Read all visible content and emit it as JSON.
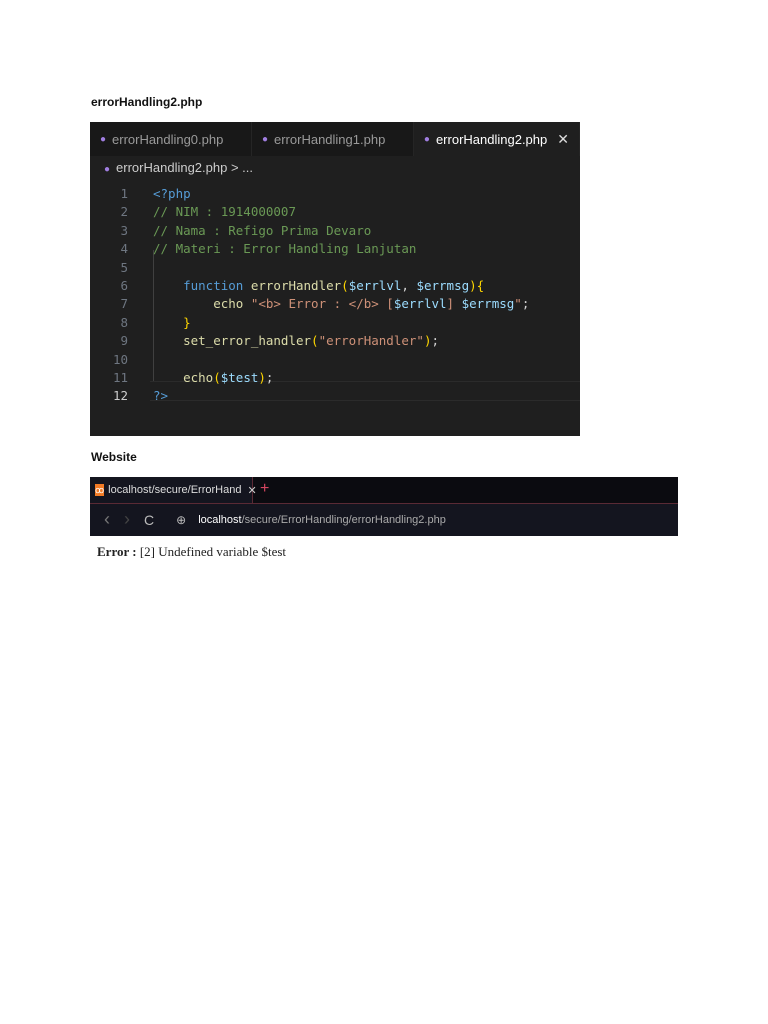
{
  "headings": {
    "file": "errorHandling2.php",
    "website": "Website"
  },
  "editor": {
    "tabs": [
      {
        "label": "errorHandling0.php"
      },
      {
        "label": "errorHandling1.php"
      },
      {
        "label": "errorHandling2.php",
        "close": "✕"
      }
    ],
    "breadcrumb": "errorHandling2.php > ...",
    "lines": [
      {
        "n": "1",
        "t": [
          [
            "<?php",
            "kw"
          ]
        ]
      },
      {
        "n": "2",
        "t": [
          [
            "// NIM : 1914000007",
            "cm"
          ]
        ]
      },
      {
        "n": "3",
        "t": [
          [
            "// Nama : Refigo Prima Devaro",
            "cm"
          ]
        ]
      },
      {
        "n": "4",
        "t": [
          [
            "// Materi : Error Handling Lanjutan",
            "cm"
          ]
        ]
      },
      {
        "n": "5",
        "t": []
      },
      {
        "n": "6",
        "t": [
          [
            "    function ",
            "kw"
          ],
          [
            "errorHandler",
            "fn"
          ],
          [
            "(",
            "br"
          ],
          [
            "$errlvl",
            "var"
          ],
          [
            ", ",
            "pl"
          ],
          [
            "$errmsg",
            "var"
          ],
          [
            "){",
            "br"
          ]
        ]
      },
      {
        "n": "7",
        "t": [
          [
            "        echo ",
            "fn"
          ],
          [
            "\"<b> Error : </b> [",
            "str"
          ],
          [
            "$errlvl",
            "var"
          ],
          [
            "] ",
            "str"
          ],
          [
            "$errmsg",
            "var"
          ],
          [
            "\"",
            "str"
          ],
          [
            ";",
            "pl"
          ]
        ]
      },
      {
        "n": "8",
        "t": [
          [
            "    }",
            "br"
          ]
        ]
      },
      {
        "n": "9",
        "t": [
          [
            "    set_error_handler",
            "fn"
          ],
          [
            "(",
            "br"
          ],
          [
            "\"errorHandler\"",
            "str"
          ],
          [
            ")",
            "br"
          ],
          [
            ";",
            "pl"
          ]
        ]
      },
      {
        "n": "10",
        "t": []
      },
      {
        "n": "11",
        "t": [
          [
            "    echo",
            "fn"
          ],
          [
            "(",
            "br"
          ],
          [
            "$test",
            "var"
          ],
          [
            ")",
            "br"
          ],
          [
            ";",
            "pl"
          ]
        ]
      },
      {
        "n": "12",
        "t": [
          [
            "?>",
            "kw"
          ]
        ]
      }
    ]
  },
  "browser": {
    "tab_title": "localhost/secure/ErrorHand",
    "tab_close": "✕",
    "new_tab": "+",
    "back": "‹",
    "forward": "›",
    "reload": "C",
    "url_host": "localhost",
    "url_path": "/secure/ErrorHandling/errorHandling2.php"
  },
  "output": {
    "label": "Error :",
    "message": " [2] Undefined variable $test"
  }
}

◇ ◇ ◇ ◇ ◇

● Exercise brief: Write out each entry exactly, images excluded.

● Task output:
Read all visible content and emit it as JSON.
{
  "headings": {
    "file": "errorHandling2.php",
    "website": "Website"
  },
  "editor": {
    "tabs": [
      {
        "label": "errorHandling0.php"
      },
      {
        "label": "errorHandling1.php"
      },
      {
        "label": "errorHandling2.php",
        "close": "✕"
      }
    ],
    "breadcrumb": "errorHandling2.php > ...",
    "lines": [
      {
        "n": "1",
        "t": [
          [
            "<?php",
            "kw"
          ]
        ]
      },
      {
        "n": "2",
        "t": [
          [
            "// NIM : 1914000007",
            "cm"
          ]
        ]
      },
      {
        "n": "3",
        "t": [
          [
            "// Nama : Refigo Prima Devaro",
            "cm"
          ]
        ]
      },
      {
        "n": "4",
        "t": [
          [
            "// Materi : Error Handling Lanjutan",
            "cm"
          ]
        ]
      },
      {
        "n": "5",
        "t": []
      },
      {
        "n": "6",
        "t": [
          [
            "    function ",
            "kw"
          ],
          [
            "errorHandler",
            "fn"
          ],
          [
            "(",
            "br"
          ],
          [
            "$errlvl",
            "var"
          ],
          [
            ", ",
            "pl"
          ],
          [
            "$errmsg",
            "var"
          ],
          [
            "){",
            "br"
          ]
        ]
      },
      {
        "n": "7",
        "t": [
          [
            "        echo ",
            "fn"
          ],
          [
            "\"<b> Error : </b> [",
            "str"
          ],
          [
            "$errlvl",
            "var"
          ],
          [
            "] ",
            "str"
          ],
          [
            "$errmsg",
            "var"
          ],
          [
            "\"",
            "str"
          ],
          [
            ";",
            "pl"
          ]
        ]
      },
      {
        "n": "8",
        "t": [
          [
            "    }",
            "br"
          ]
        ]
      },
      {
        "n": "9",
        "t": [
          [
            "    set_error_handler",
            "fn"
          ],
          [
            "(",
            "br"
          ],
          [
            "\"errorHandler\"",
            "str"
          ],
          [
            ")",
            "br"
          ],
          [
            ";",
            "pl"
          ]
        ]
      },
      {
        "n": "10",
        "t": []
      },
      {
        "n": "11",
        "t": [
          [
            "    echo",
            "fn"
          ],
          [
            "(",
            "br"
          ],
          [
            "$test",
            "var"
          ],
          [
            ")",
            "br"
          ],
          [
            ";",
            "pl"
          ]
        ]
      },
      {
        "n": "12",
        "t": [
          [
            "?>",
            "kw"
          ]
        ]
      }
    ]
  },
  "browser": {
    "tab_title": "localhost/secure/ErrorHand",
    "tab_close": "✕",
    "new_tab": "+",
    "back": "‹",
    "forward": "›",
    "reload": "C",
    "url_host": "localhost",
    "url_path": "/secure/ErrorHandling/errorHandling2.php"
  },
  "output": {
    "label": "Error :",
    "message": " [2] Undefined variable $test"
  }
}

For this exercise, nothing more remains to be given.